Over the years there have been hundreds if not thousands of companies that have developed hardware and software products used to automate the engineering design process. The decision of which to cover has strictly been mine and I apologize to those, including some moderately successful firms, that space simply did not allow me to cover.
As the reader will see, I do not delve too deeply into the technology used to support CAD. There are no formulas describing how to solve the intersection of curved surfaces or discussion of the intricacies of object oriented software. I do make the assumption that the reader is generally knowledgeable about computer hardware and software although perhaps not as to how it applies to the CAD industry. There is an appendix that helps explain some of the terms and acronyms that are used.
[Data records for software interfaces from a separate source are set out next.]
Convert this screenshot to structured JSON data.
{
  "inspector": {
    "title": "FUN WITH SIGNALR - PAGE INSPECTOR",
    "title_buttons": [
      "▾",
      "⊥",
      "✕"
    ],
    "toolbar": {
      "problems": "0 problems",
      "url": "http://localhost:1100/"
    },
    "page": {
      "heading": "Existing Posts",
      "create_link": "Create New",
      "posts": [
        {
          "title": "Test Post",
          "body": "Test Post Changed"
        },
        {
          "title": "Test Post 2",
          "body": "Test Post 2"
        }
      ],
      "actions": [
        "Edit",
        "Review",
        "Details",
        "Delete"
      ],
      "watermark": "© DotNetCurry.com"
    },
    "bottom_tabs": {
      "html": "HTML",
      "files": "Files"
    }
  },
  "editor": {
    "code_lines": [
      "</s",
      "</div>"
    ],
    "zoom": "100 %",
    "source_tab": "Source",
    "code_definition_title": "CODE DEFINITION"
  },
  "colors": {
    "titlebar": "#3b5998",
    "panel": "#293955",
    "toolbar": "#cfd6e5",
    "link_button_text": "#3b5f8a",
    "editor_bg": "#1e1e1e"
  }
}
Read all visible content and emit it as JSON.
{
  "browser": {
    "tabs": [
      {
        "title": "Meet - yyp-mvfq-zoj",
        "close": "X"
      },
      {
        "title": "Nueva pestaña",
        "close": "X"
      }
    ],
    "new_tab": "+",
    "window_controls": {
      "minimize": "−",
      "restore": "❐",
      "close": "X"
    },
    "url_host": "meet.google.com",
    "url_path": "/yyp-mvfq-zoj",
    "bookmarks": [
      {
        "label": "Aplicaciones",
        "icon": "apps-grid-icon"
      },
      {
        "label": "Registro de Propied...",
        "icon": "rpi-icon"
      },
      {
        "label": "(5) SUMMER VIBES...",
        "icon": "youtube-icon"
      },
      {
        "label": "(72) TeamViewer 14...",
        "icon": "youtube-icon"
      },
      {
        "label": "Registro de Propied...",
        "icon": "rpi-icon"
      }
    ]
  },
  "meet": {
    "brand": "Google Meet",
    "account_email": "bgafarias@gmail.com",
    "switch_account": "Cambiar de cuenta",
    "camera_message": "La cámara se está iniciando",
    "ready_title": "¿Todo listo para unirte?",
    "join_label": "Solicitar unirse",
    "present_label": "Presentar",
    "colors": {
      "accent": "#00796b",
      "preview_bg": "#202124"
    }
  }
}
Each chapter on a specific company stands on its own although I have tried to minimize redundancies between chapters.
Help From Many Sources
I would be hard pressed to thank everyone who has provided information for The Engineering Design Revolution. My standard statement in recent years has been “ don’t throw it out, just ship it to me.” In no particular order I would like to thank Steve Wolfe, Brad Holtz, David Cohn, Joel Orr, Dick Sowar, Pat Hanratty, Dick Harrison, Fontaine
Richardson, Carl Howk, Phil Villers, Tom Lazear, Rachael Taggart, Lee Whitney, Rick
Carrelli, Steven Weisberg, Greg Smith, John Baker, Peter Marks, Dave Albert, Dick Miller, Russ Henke, Charles Lang, and everyone else who provided information and took the time to discuss their experiences.